## Directions:
Make an exact copy of the entries below.
------ Material for this task
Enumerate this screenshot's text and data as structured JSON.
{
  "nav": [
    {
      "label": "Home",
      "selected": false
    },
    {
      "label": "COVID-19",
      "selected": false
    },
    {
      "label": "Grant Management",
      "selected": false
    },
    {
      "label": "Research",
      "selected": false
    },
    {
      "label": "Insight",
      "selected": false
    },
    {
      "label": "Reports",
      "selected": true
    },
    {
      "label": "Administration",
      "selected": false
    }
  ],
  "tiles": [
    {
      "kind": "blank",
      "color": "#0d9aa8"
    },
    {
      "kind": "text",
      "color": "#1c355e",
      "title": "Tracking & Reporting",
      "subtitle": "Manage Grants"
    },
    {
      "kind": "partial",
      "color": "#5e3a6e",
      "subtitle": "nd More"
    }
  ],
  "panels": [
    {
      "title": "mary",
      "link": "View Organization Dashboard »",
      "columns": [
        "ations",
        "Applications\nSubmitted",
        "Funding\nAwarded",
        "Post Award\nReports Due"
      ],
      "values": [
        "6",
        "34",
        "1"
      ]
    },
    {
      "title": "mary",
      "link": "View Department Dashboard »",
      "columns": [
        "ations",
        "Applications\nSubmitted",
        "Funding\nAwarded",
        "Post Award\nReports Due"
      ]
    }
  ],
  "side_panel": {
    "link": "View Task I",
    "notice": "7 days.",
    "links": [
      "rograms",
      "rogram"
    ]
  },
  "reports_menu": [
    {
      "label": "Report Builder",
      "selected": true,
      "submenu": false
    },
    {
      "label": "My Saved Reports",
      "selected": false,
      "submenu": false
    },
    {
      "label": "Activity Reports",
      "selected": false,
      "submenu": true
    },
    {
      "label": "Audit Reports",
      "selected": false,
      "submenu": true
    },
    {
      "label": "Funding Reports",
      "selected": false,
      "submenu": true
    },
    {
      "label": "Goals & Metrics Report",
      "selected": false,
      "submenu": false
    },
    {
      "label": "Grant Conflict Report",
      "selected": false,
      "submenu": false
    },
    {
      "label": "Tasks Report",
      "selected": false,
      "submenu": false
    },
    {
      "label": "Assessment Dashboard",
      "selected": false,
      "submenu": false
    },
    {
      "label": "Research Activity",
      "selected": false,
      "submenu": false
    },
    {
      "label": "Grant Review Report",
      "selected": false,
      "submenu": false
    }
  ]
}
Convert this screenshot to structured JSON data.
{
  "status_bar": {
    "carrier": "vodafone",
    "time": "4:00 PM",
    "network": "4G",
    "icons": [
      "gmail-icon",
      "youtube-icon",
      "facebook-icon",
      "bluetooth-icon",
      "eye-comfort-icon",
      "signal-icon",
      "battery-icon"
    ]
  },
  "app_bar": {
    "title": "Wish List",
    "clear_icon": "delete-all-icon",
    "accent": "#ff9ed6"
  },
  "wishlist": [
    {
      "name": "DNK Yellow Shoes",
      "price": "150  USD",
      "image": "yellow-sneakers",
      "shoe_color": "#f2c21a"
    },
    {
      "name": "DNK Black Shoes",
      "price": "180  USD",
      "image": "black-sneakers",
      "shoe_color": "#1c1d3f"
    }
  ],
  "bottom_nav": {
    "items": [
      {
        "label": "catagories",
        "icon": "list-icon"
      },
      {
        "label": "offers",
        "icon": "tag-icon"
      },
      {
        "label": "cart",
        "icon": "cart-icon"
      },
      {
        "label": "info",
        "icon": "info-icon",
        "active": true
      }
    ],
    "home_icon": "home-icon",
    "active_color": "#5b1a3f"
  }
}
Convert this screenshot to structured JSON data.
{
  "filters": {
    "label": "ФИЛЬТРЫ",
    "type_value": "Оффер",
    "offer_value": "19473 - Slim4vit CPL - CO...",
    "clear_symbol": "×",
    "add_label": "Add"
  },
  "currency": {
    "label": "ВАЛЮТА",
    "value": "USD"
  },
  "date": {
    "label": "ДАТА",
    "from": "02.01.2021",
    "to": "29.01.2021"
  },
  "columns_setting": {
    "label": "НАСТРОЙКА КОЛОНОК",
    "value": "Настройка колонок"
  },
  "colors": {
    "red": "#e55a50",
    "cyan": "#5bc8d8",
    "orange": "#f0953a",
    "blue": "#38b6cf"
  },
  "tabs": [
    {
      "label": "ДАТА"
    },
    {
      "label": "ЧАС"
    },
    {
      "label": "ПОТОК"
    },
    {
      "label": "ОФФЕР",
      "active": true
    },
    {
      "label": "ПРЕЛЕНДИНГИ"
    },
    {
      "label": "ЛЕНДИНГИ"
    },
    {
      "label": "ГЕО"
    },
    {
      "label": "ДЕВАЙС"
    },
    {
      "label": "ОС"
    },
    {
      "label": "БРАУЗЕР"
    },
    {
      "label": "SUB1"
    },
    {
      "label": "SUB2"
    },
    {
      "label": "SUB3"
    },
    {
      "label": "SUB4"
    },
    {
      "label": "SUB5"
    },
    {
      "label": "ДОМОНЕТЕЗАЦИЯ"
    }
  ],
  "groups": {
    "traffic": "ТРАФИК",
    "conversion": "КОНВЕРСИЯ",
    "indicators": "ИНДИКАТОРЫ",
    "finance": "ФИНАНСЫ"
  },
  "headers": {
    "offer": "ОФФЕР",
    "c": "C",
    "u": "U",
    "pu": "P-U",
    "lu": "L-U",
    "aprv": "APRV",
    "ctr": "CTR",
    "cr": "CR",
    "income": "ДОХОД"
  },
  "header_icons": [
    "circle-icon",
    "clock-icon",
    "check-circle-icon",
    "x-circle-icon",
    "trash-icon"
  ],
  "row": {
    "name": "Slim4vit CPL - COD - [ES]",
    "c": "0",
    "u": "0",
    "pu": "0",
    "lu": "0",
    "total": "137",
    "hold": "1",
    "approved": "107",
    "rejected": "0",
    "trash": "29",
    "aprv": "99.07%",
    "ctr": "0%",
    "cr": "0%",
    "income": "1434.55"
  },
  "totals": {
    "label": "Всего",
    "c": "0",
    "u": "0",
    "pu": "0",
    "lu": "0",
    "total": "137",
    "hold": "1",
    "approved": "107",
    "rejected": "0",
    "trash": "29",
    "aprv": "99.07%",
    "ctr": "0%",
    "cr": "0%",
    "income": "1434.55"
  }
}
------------
## Answer below:
Enumerate this screenshot's text and data as structured JSON.
{
  "nav": [
    {
      "label": "Home",
      "selected": false
    },
    {
      "label": "COVID-19",
      "selected": false
    },
    {
      "label": "Grant Management",
      "selected": false
    },
    {
      "label": "Research",
      "selected": false
    },
    {
      "label": "Insight",
      "selected": false
    },
    {
      "label": "Reports",
      "selected": true
    },
    {
      "label": "Administration",
      "selected": false
    }
  ],
  "tiles": [
    {
      "kind": "blank",
      "color": "#0d9aa8"
    },
    {
      "kind": "text",
      "color": "#1c355e",
      "title": "Tracking & Reporting",
      "subtitle": "Manage Grants"
    },
    {
      "kind": "partial",
      "color": "#5e3a6e",
      "subtitle": "nd More"
    }
  ],
  "panels": [
    {
      "title": "mary",
      "link": "View Organization Dashboard »",
      "columns": [
        "ations",
        "Applications\nSubmitted",
        "Funding\nAwarded",
        "Post Award\nReports Due"
      ],
      "values": [
        "6",
        "34",
        "1"
      ]
    },
    {
      "title": "mary",
      "link": "View Department Dashboard »",
      "columns": [
        "ations",
        "Applications\nSubmitted",
        "Funding\nAwarded",
        "Post Award\nReports Due"
      ]
    }
  ],
  "side_panel": {
    "link": "View Task I",
    "notice": "7 days.",
    "links": [
      "rograms",
      "rogram"
    ]
  },
  "reports_menu": [
    {
      "label": "Report Builder",
      "selected": true,
      "submenu": false
    },
    {
      "label": "My Saved Reports",
      "selected": false,
      "submenu": false
    },
    {
      "label": "Activity Reports",
      "selected": false,
      "submenu": true
    },
    {
      "label": "Audit Reports",
      "selected": false,
      "submenu": true
    },
    {
      "label": "Funding Reports",
      "selected": false,
      "submenu": true
    },
    {
      "label": "Goals & Metrics Report",
      "selected": false,
      "submenu": false
    },
    {
      "label": "Grant Conflict Report",
      "selected": false,
      "submenu": false
    },
    {
      "label": "Tasks Report",
      "selected": false,
      "submenu": false
    },
    {
      "label": "Assessment Dashboard",
      "selected": false,
      "submenu": false
    },
    {
      "label": "Research Activity",
      "selected": false,
      "submenu": false
    },
    {
      "label": "Grant Review Report",
      "selected": false,
      "submenu": false
    }
  ]
}
Convert this screenshot to structured JSON data.
{
  "status_bar": {
    "carrier": "vodafone",
    "time": "4:00 PM",
    "network": "4G",
    "icons": [
      "gmail-icon",
      "youtube-icon",
      "facebook-icon",
      "bluetooth-icon",
      "eye-comfort-icon",
      "signal-icon",
      "battery-icon"
    ]
  },
  "app_bar": {
    "title": "Wish List",
    "clear_icon": "delete-all-icon",
    "accent": "#ff9ed6"
  },
  "wishlist": [
    {
      "name": "DNK Yellow Shoes",
      "price": "150  USD",
      "image": "yellow-sneakers",
      "shoe_color": "#f2c21a"
    },
    {
      "name": "DNK Black Shoes",
      "price": "180  USD",
      "image": "black-sneakers",
      "shoe_color": "#1c1d3f"
    }
  ],
  "bottom_nav": {
    "items": [
      {
        "label": "catagories",
        "icon": "list-icon"
      },
      {
        "label": "offers",
        "icon": "tag-icon"
      },
      {
        "label": "cart",
        "icon": "cart-icon"
      },
      {
        "label": "info",
        "icon": "info-icon",
        "active": true
      }
    ],
    "home_icon": "home-icon",
    "active_color": "#5b1a3f"
  }
}
Convert this screenshot to structured JSON data.
{
  "filters": {
    "label": "ФИЛЬТРЫ",
    "type_value": "Оффер",
    "offer_value": "19473 - Slim4vit CPL - CO...",
    "clear_symbol": "×",
    "add_label": "Add"
  },
  "currency": {
    "label": "ВАЛЮТА",
    "value": "USD"
  },
  "date": {
    "label": "ДАТА",
    "from": "02.01.2021",
    "to": "29.01.2021"
  },
  "columns_setting": {
    "label": "НАСТРОЙКА КОЛОНОК",
    "value": "Настройка колонок"
  },
  "colors": {
    "red": "#e55a50",
    "cyan": "#5bc8d8",
    "orange": "#f0953a",
    "blue": "#38b6cf"
  },
  "tabs": [
    {
      "label": "ДАТА"
    },
    {
      "label": "ЧАС"
    },
    {
      "label": "ПОТОК"
    },
    {
      "label": "ОФФЕР",
      "active": true
    },
    {
      "label": "ПРЕЛЕНДИНГИ"
    },
    {
      "label": "ЛЕНДИНГИ"
    },
    {
      "label": "ГЕО"
    },
    {
      "label": "ДЕВАЙС"
    },
    {
      "label": "ОС"
    },
    {
      "label": "БРАУЗЕР"
    },
    {
      "label": "SUB1"
    },
    {
      "label": "SUB2"
    },
    {
      "label": "SUB3"
    },
    {
      "label": "SUB4"
    },
    {
      "label": "SUB5"
    },
    {
      "label": "ДОМОНЕТЕЗАЦИЯ"
    }
  ],
  "groups": {
    "traffic": "ТРАФИК",
    "conversion": "КОНВЕРСИЯ",
    "indicators": "ИНДИКАТОРЫ",
    "finance": "ФИНАНСЫ"
  },
  "headers": {
    "offer": "ОФФЕР",
    "c": "C",
    "u": "U",
    "pu": "P-U",
    "lu": "L-U",
    "aprv": "APRV",
    "ctr": "CTR",
    "cr": "CR",
    "income": "ДОХОД"
  },
  "header_icons": [
    "circle-icon",
    "clock-icon",
    "check-circle-icon",
    "x-circle-icon",
    "trash-icon"
  ],
  "row": {
    "name": "Slim4vit CPL - COD - [ES]",
    "c": "0",
    "u": "0",
    "pu": "0",
    "lu": "0",
    "total": "137",
    "hold": "1",
    "approved": "107",
    "rejected": "0",
    "trash": "29",
    "aprv": "99.07%",
    "ctr": "0%",
    "cr": "0%",
    "income": "1434.55"
  },
  "totals": {
    "label": "Всего",
    "c": "0",
    "u": "0",
    "pu": "0",
    "lu": "0",
    "total": "137",
    "hold": "1",
    "approved": "107",
    "rejected": "0",
    "trash": "29",
    "aprv": "99.07%",
    "ctr": "0%",
    "cr": "0%",
    "income": "1434.55"
  }
}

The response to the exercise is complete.